Web page and app entries:
┌──

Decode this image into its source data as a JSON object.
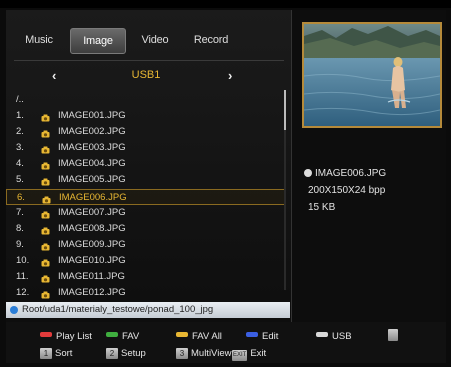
{
  "tabs": [
    {
      "label": "Music"
    },
    {
      "label": "Image"
    },
    {
      "label": "Video"
    },
    {
      "label": "Record"
    }
  ],
  "device": {
    "name": "USB1",
    "left_icon": "chevron-left-icon",
    "right_icon": "chevron-right-icon"
  },
  "files": {
    "parent": "/..",
    "items": [
      {
        "num": "1.",
        "name": "IMAGE001.JPG"
      },
      {
        "num": "2.",
        "name": "IMAGE002.JPG"
      },
      {
        "num": "3.",
        "name": "IMAGE003.JPG"
      },
      {
        "num": "4.",
        "name": "IMAGE004.JPG"
      },
      {
        "num": "5.",
        "name": "IMAGE005.JPG"
      },
      {
        "num": "6.",
        "name": "IMAGE006.JPG"
      },
      {
        "num": "7.",
        "name": "IMAGE007.JPG"
      },
      {
        "num": "8.",
        "name": "IMAGE008.JPG"
      },
      {
        "num": "9.",
        "name": "IMAGE009.JPG"
      },
      {
        "num": "10.",
        "name": "IMAGE010.JPG"
      },
      {
        "num": "11.",
        "name": "IMAGE011.JPG"
      },
      {
        "num": "12.",
        "name": "IMAGE012.JPG"
      }
    ],
    "selected_index": 5
  },
  "path": "Root/uda1/materialy_testowe/ponad_100_jpg",
  "preview": {
    "name": "IMAGE006.JPG",
    "resolution": "200X150X24 bpp",
    "size": "15 KB"
  },
  "footer": {
    "row1": [
      {
        "label": "Play List",
        "color": "#e23b3b"
      },
      {
        "label": "FAV",
        "color": "#3fae3f"
      },
      {
        "label": "FAV All",
        "color": "#e8b733"
      },
      {
        "label": "Edit",
        "color": "#3b5fe2"
      },
      {
        "label": "USB",
        "color": "#d8d8d8"
      }
    ],
    "row2": [
      {
        "key": "1",
        "label": "Sort"
      },
      {
        "key": "2",
        "label": "Setup"
      },
      {
        "key": "3",
        "label": "MultiView"
      },
      {
        "key": "EXIT",
        "label": "Exit"
      }
    ]
  },
  "colors": {
    "accent": "#e8b733",
    "selection_border": "#8a6a20",
    "path_bg": "#dfe5eb"
  }
}
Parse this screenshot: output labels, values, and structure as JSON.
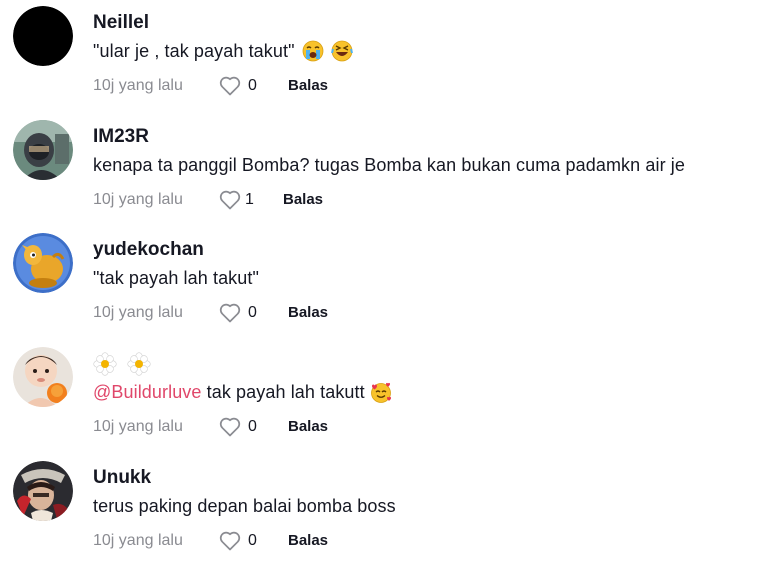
{
  "comments": [
    {
      "username": "Neillel",
      "text": "\"ular je , tak payah takut\"",
      "emojis": [
        "crying-face-emoji",
        "rolling-laughing-emoji"
      ],
      "time": "10j yang lalu",
      "likes": "0",
      "reply_label": "Balas",
      "avatar": "black-circle-avatar"
    },
    {
      "username": "IM23R",
      "text": "kenapa ta panggil Bomba? tugas Bomba kan bukan cuma padamkn air je",
      "time": "10j yang lalu",
      "likes": "1",
      "reply_label": "Balas",
      "avatar": "helmet-rider-avatar"
    },
    {
      "username": "yudekochan",
      "text": "\"tak payah lah takut\"",
      "time": "10j yang lalu",
      "likes": "0",
      "reply_label": "Balas",
      "avatar": "cartoon-camel-avatar"
    },
    {
      "username_icons": [
        "flower-icon",
        "flower-icon"
      ],
      "mention": "@Buildurluve",
      "text": " tak payah lah takutt",
      "emojis": [
        "smiling-hearts-emoji"
      ],
      "time": "10j yang lalu",
      "likes": "0",
      "reply_label": "Balas",
      "avatar": "baby-photo-avatar"
    },
    {
      "username": "Unukk",
      "text": "terus paking depan balai bomba boss",
      "time": "10j yang lalu",
      "likes": "0",
      "reply_label": "Balas",
      "avatar": "anime-character-avatar"
    }
  ],
  "colors": {
    "text": "#161823",
    "muted": "#8a8b91",
    "mention": "#e0476a"
  }
}
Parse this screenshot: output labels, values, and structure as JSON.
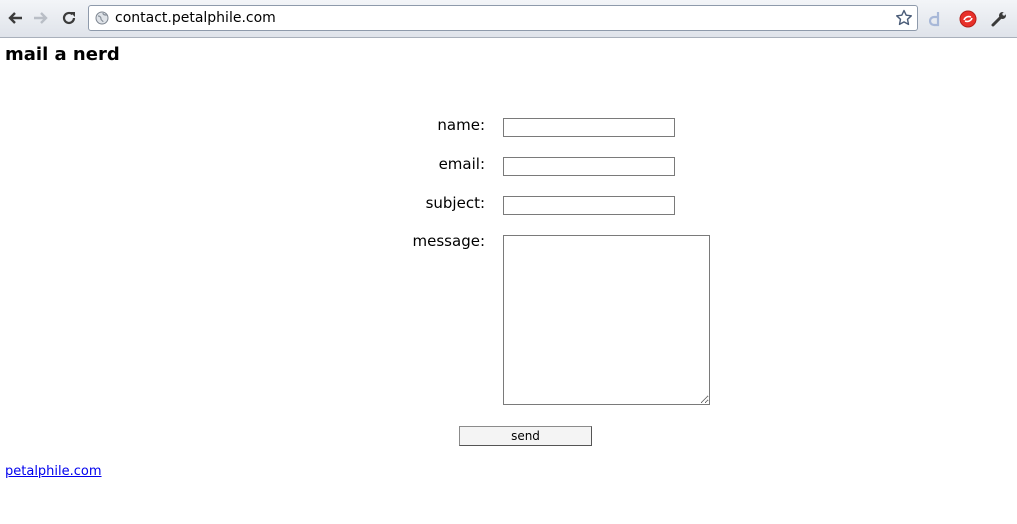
{
  "browser": {
    "url": "contact.petalphile.com"
  },
  "page": {
    "title": "mail a nerd",
    "form": {
      "name_label": "name:",
      "email_label": "email:",
      "subject_label": "subject:",
      "message_label": "message:",
      "name_value": "",
      "email_value": "",
      "subject_value": "",
      "message_value": "",
      "send_label": "send"
    },
    "footer_link": "petalphile.com"
  },
  "colors": {
    "link": "#0000ee",
    "chrome_bg": "#dfe3ea",
    "ext_red": "#e8302a"
  },
  "icons": [
    "back-arrow-icon",
    "forward-arrow-icon",
    "reload-icon",
    "globe-icon",
    "star-icon",
    "delicious-extension-icon",
    "red-extension-icon",
    "wrench-icon"
  ]
}
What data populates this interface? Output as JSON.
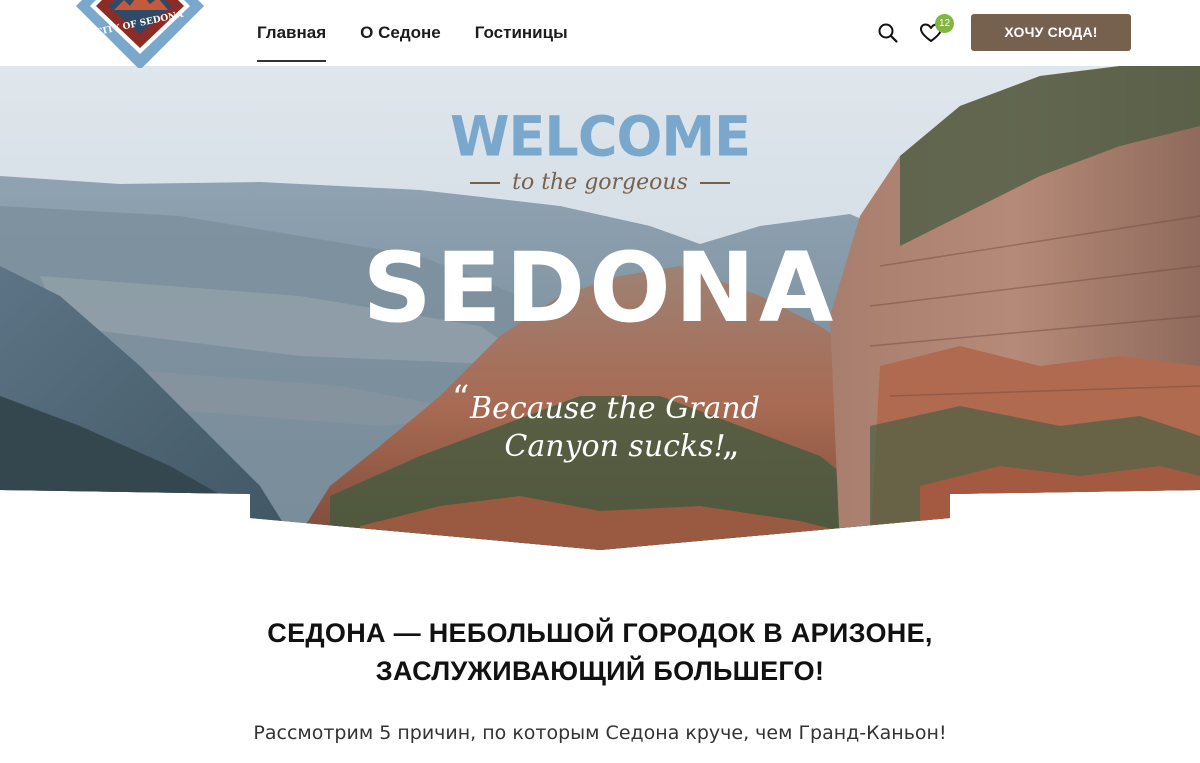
{
  "header": {
    "logo_text": "CITY OF SEDONA",
    "nav": [
      {
        "label": "Главная",
        "active": true
      },
      {
        "label": "О Седоне",
        "active": false
      },
      {
        "label": "Гостиницы",
        "active": false
      }
    ],
    "search_icon": "search-icon",
    "favorites_icon": "heart-icon",
    "favorites_count": "12",
    "cta_label": "ХОЧУ СЮДА!"
  },
  "hero": {
    "welcome": "WELCOME",
    "tagline": "to the gorgeous",
    "title": "SEDONA",
    "quote_line1": "Because the Grand",
    "quote_line2": "Canyon sucks!",
    "open_quote": "“",
    "close_quote": "„"
  },
  "content": {
    "title_line1": "СЕДОНА — НЕБОЛЬШОЙ ГОРОДОК В АРИЗОНЕ,",
    "title_line2": "ЗАСЛУЖИВАЮЩИЙ БОЛЬШЕГО!",
    "subtitle": "Рассмотрим 5 причин, по которым Седона круче, чем Гранд-Каньон!"
  },
  "colors": {
    "accent_brown": "#76614f",
    "welcome_blue": "#7aa7cc",
    "badge_green": "#82b641"
  }
}
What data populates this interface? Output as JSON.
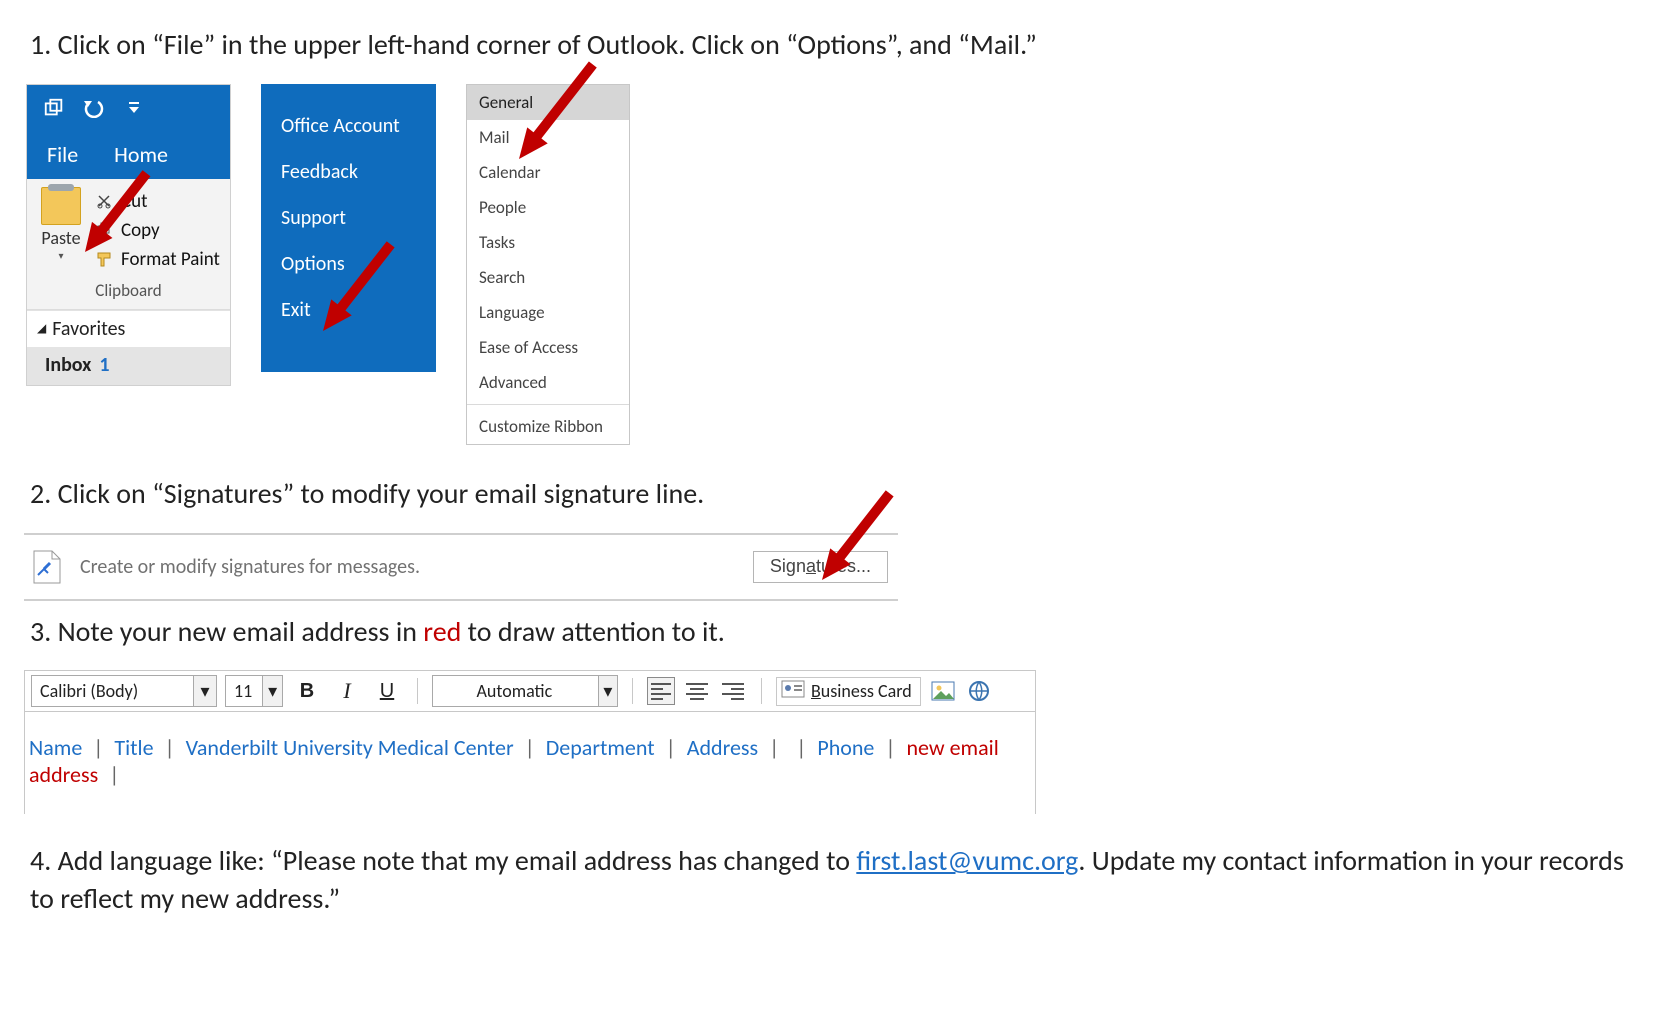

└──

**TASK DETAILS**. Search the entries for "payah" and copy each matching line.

**RESULT**.
      "text": "\"ular je , tak payah takut\"",
      "text": "\"tak payah lah takut\"",
      "text": " tak payah lah takutt",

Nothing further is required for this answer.